Webster says his administration could not “in good conscience” make cuts to public sector that he asserts is holding the economy together
THE VALLEY, ANGUILLA — Nearly two years into the ongoing COVID-19 pandemic, and the economic ravages left its wake, the Anguillan government is maintaining that it will not budge on a decision not to make cuts in the public service.
This despite such cuts being suggested by the former administration, now the opposition, and alleged pressure from governing powers in the United Kingdom.
In public defense of his stance against it, Anguilla Premier and Minister of Finance Dr. Ellis Webster asserted that the public service is what is keeping the nation’s economy going in times of unprecedented financial struggle.
“To cut the salaries of the public service would cause irreparable harm to Anguilla,” he said.
The premier insisted that the public service has been “carrying the bank, the supermarkets, the hardware stores…and for me to cut their salaries when this is going on, I think that would slow down the economy even more than it is”.
“So, I will hold off for as long as I can to not cut the public service salaries,” he said.
Webster acknowledged that a five percent salary cut for the public service had already been suggested by the former administration, but maintained that he does not support the idea.
“I still think when you run the numbers and you look at what the salaries are for the public servants — who haven’t had a raise in over 11 years, who still have deferred salaries that are pending — I think that the sacrifice is real and I will continue to hold to that, and the administration is in full agreement to that.
“That is not something we want to do or can do in good conscience knowing that the country needs the public service to be where they are…”
Additionally, Webster committed his government to continuing initiatives to provide support to local workers. He pointed to one such programme whereby low-interest-rate loans with deferred payment periods were facilitated for ferry boat operators, adding, “Hopefully, as things improve, we can then make sure we incentivize other businesses.

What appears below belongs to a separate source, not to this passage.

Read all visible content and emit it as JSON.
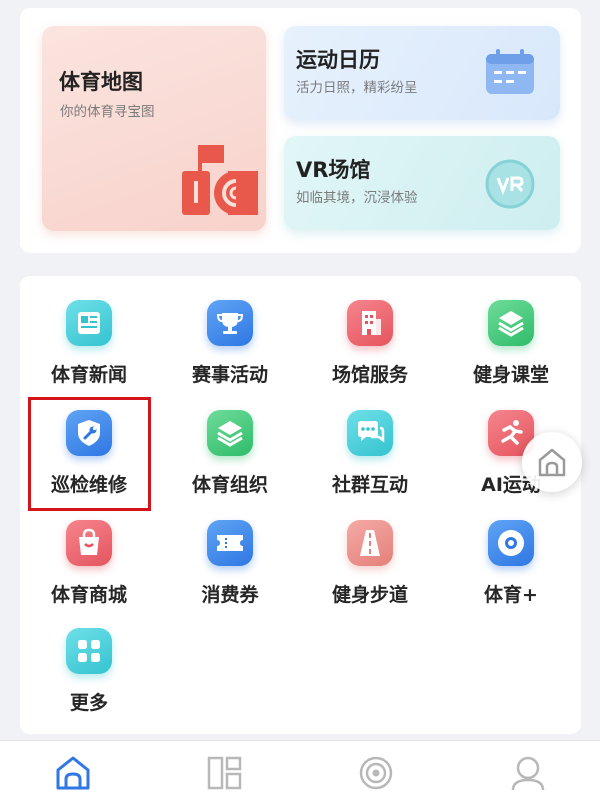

“We did make a [provision for] the ferry boat operators to do loans, low-interest, with the deferred payment period to help them along right now. We want to be able to do that for other industries as we go along.
“We want to incentivize fishing, farming [and] light manufacturing to make sure that we can get the country fully on track.”